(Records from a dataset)
○ ○ ○ ○

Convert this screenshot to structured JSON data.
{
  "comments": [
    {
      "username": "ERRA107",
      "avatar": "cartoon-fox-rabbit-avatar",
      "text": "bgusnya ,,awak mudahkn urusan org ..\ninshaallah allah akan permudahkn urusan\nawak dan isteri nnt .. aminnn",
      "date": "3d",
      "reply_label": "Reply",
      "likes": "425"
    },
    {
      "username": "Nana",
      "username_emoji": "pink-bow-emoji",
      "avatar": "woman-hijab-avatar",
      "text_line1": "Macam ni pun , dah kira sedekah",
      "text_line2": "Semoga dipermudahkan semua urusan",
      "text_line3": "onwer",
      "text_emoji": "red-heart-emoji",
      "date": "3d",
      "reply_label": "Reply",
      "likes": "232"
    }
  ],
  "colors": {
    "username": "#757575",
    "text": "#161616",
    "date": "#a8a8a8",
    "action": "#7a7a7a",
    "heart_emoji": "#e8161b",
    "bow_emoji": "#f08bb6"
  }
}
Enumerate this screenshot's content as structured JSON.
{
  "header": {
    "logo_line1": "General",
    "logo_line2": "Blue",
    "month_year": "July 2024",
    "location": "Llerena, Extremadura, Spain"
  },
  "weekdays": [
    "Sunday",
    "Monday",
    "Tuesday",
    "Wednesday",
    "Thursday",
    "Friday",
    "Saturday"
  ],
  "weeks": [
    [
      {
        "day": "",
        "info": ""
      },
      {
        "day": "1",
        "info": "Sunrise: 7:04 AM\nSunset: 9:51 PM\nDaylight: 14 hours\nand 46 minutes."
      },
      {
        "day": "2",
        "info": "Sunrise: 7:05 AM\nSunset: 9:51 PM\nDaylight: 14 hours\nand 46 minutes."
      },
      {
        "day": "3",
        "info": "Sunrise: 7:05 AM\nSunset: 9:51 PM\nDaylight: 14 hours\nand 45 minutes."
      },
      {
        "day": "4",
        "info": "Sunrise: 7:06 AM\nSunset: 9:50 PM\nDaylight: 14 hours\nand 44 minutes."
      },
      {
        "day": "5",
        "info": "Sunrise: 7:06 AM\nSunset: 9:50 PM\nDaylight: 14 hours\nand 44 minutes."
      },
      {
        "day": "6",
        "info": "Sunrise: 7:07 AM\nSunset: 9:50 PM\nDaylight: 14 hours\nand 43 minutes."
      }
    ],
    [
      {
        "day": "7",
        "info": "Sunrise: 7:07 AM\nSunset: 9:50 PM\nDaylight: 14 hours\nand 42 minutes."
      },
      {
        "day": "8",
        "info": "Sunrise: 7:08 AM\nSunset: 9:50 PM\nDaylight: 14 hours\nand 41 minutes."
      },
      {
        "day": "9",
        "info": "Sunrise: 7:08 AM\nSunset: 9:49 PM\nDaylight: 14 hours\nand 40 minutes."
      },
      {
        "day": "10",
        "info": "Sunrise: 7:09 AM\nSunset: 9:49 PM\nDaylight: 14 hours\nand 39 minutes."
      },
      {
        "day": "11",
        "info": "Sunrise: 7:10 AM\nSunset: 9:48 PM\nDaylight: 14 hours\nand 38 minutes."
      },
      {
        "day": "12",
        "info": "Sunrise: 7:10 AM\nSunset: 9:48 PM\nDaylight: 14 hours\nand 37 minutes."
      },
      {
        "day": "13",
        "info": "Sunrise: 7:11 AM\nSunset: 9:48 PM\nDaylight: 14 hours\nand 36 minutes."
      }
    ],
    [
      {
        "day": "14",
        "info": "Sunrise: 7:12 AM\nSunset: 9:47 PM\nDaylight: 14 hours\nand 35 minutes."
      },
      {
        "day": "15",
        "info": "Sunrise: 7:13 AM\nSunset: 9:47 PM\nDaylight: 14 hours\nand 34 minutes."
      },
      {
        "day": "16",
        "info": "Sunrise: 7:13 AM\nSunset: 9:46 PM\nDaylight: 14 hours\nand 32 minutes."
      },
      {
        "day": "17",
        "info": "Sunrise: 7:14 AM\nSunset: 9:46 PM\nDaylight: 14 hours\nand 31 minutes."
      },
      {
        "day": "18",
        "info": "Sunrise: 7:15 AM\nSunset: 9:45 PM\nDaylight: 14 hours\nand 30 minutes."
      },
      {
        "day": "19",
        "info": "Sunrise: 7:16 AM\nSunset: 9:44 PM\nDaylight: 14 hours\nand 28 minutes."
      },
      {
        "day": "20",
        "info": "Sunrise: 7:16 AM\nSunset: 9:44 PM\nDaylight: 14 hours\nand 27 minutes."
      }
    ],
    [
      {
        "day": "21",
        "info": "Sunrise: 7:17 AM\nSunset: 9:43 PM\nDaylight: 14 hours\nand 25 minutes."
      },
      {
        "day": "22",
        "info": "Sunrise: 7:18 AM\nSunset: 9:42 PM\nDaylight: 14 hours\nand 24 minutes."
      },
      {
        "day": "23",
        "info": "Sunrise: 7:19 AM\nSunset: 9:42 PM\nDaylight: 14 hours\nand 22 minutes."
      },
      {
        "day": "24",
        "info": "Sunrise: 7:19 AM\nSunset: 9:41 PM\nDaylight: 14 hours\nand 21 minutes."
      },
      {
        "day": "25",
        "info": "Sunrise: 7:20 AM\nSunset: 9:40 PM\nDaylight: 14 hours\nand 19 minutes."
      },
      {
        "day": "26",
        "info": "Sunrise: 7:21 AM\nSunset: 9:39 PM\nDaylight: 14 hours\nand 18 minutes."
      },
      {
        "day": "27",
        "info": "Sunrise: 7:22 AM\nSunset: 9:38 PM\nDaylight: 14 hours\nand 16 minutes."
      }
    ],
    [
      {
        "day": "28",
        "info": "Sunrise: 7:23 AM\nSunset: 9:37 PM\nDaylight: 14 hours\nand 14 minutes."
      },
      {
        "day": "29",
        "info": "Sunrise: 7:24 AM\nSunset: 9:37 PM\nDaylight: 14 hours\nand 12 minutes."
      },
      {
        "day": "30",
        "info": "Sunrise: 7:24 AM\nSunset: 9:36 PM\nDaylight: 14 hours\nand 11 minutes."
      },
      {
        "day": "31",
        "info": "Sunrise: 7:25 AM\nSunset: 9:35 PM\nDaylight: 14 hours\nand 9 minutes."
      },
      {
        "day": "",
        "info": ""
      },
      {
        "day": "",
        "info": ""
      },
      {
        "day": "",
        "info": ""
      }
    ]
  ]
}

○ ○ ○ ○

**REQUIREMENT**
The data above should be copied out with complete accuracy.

**THE ANSWER**
Convert this screenshot to structured JSON data.
{
  "comments": [
    {
      "username": "ERRA107",
      "avatar": "cartoon-fox-rabbit-avatar",
      "text": "bgusnya ,,awak mudahkn urusan org ..\ninshaallah allah akan permudahkn urusan\nawak dan isteri nnt .. aminnn",
      "date": "3d",
      "reply_label": "Reply",
      "likes": "425"
    },
    {
      "username": "Nana",
      "username_emoji": "pink-bow-emoji",
      "avatar": "woman-hijab-avatar",
      "text_line1": "Macam ni pun , dah kira sedekah",
      "text_line2": "Semoga dipermudahkan semua urusan",
      "text_line3": "onwer",
      "text_emoji": "red-heart-emoji",
      "date": "3d",
      "reply_label": "Reply",
      "likes": "232"
    }
  ],
  "colors": {
    "username": "#757575",
    "text": "#161616",
    "date": "#a8a8a8",
    "action": "#7a7a7a",
    "heart_emoji": "#e8161b",
    "bow_emoji": "#f08bb6"
  }
}
Enumerate this screenshot's content as structured JSON.
{
  "header": {
    "logo_line1": "General",
    "logo_line2": "Blue",
    "month_year": "July 2024",
    "location": "Llerena, Extremadura, Spain"
  },
  "weekdays": [
    "Sunday",
    "Monday",
    "Tuesday",
    "Wednesday",
    "Thursday",
    "Friday",
    "Saturday"
  ],
  "weeks": [
    [
      {
        "day": "",
        "info": ""
      },
      {
        "day": "1",
        "info": "Sunrise: 7:04 AM\nSunset: 9:51 PM\nDaylight: 14 hours\nand 46 minutes."
      },
      {
        "day": "2",
        "info": "Sunrise: 7:05 AM\nSunset: 9:51 PM\nDaylight: 14 hours\nand 46 minutes."
      },
      {
        "day": "3",
        "info": "Sunrise: 7:05 AM\nSunset: 9:51 PM\nDaylight: 14 hours\nand 45 minutes."
      },
      {
        "day": "4",
        "info": "Sunrise: 7:06 AM\nSunset: 9:50 PM\nDaylight: 14 hours\nand 44 minutes."
      },
      {
        "day": "5",
        "info": "Sunrise: 7:06 AM\nSunset: 9:50 PM\nDaylight: 14 hours\nand 44 minutes."
      },
      {
        "day": "6",
        "info": "Sunrise: 7:07 AM\nSunset: 9:50 PM\nDaylight: 14 hours\nand 43 minutes."
      }
    ],
    [
      {
        "day": "7",
        "info": "Sunrise: 7:07 AM\nSunset: 9:50 PM\nDaylight: 14 hours\nand 42 minutes."
      },
      {
        "day": "8",
        "info": "Sunrise: 7:08 AM\nSunset: 9:50 PM\nDaylight: 14 hours\nand 41 minutes."
      },
      {
        "day": "9",
        "info": "Sunrise: 7:08 AM\nSunset: 9:49 PM\nDaylight: 14 hours\nand 40 minutes."
      },
      {
        "day": "10",
        "info": "Sunrise: 7:09 AM\nSunset: 9:49 PM\nDaylight: 14 hours\nand 39 minutes."
      },
      {
        "day": "11",
        "info": "Sunrise: 7:10 AM\nSunset: 9:48 PM\nDaylight: 14 hours\nand 38 minutes."
      },
      {
        "day": "12",
        "info": "Sunrise: 7:10 AM\nSunset: 9:48 PM\nDaylight: 14 hours\nand 37 minutes."
      },
      {
        "day": "13",
        "info": "Sunrise: 7:11 AM\nSunset: 9:48 PM\nDaylight: 14 hours\nand 36 minutes."
      }
    ],
    [
      {
        "day": "14",
        "info": "Sunrise: 7:12 AM\nSunset: 9:47 PM\nDaylight: 14 hours\nand 35 minutes."
      },
      {
        "day": "15",
        "info": "Sunrise: 7:13 AM\nSunset: 9:47 PM\nDaylight: 14 hours\nand 34 minutes."
      },
      {
        "day": "16",
        "info": "Sunrise: 7:13 AM\nSunset: 9:46 PM\nDaylight: 14 hours\nand 32 minutes."
      },
      {
        "day": "17",
        "info": "Sunrise: 7:14 AM\nSunset: 9:46 PM\nDaylight: 14 hours\nand 31 minutes."
      },
      {
        "day": "18",
        "info": "Sunrise: 7:15 AM\nSunset: 9:45 PM\nDaylight: 14 hours\nand 30 minutes."
      },
      {
        "day": "19",
        "info": "Sunrise: 7:16 AM\nSunset: 9:44 PM\nDaylight: 14 hours\nand 28 minutes."
      },
      {
        "day": "20",
        "info": "Sunrise: 7:16 AM\nSunset: 9:44 PM\nDaylight: 14 hours\nand 27 minutes."
      }
    ],
    [
      {
        "day": "21",
        "info": "Sunrise: 7:17 AM\nSunset: 9:43 PM\nDaylight: 14 hours\nand 25 minutes."
      },
      {
        "day": "22",
        "info": "Sunrise: 7:18 AM\nSunset: 9:42 PM\nDaylight: 14 hours\nand 24 minutes."
      },
      {
        "day": "23",
        "info": "Sunrise: 7:19 AM\nSunset: 9:42 PM\nDaylight: 14 hours\nand 22 minutes."
      },
      {
        "day": "24",
        "info": "Sunrise: 7:19 AM\nSunset: 9:41 PM\nDaylight: 14 hours\nand 21 minutes."
      },
      {
        "day": "25",
        "info": "Sunrise: 7:20 AM\nSunset: 9:40 PM\nDaylight: 14 hours\nand 19 minutes."
      },
      {
        "day": "26",
        "info": "Sunrise: 7:21 AM\nSunset: 9:39 PM\nDaylight: 14 hours\nand 18 minutes."
      },
      {
        "day": "27",
        "info": "Sunrise: 7:22 AM\nSunset: 9:38 PM\nDaylight: 14 hours\nand 16 minutes."
      }
    ],
    [
      {
        "day": "28",
        "info": "Sunrise: 7:23 AM\nSunset: 9:37 PM\nDaylight: 14 hours\nand 14 minutes."
      },
      {
        "day": "29",
        "info": "Sunrise: 7:24 AM\nSunset: 9:37 PM\nDaylight: 14 hours\nand 12 minutes."
      },
      {
        "day": "30",
        "info": "Sunrise: 7:24 AM\nSunset: 9:36 PM\nDaylight: 14 hours\nand 11 minutes."
      },
      {
        "day": "31",
        "info": "Sunrise: 7:25 AM\nSunset: 9:35 PM\nDaylight: 14 hours\nand 9 minutes."
      },
      {
        "day": "",
        "info": ""
      },
      {
        "day": "",
        "info": ""
      },
      {
        "day": "",
        "info": ""
      }
    ]
  ]
}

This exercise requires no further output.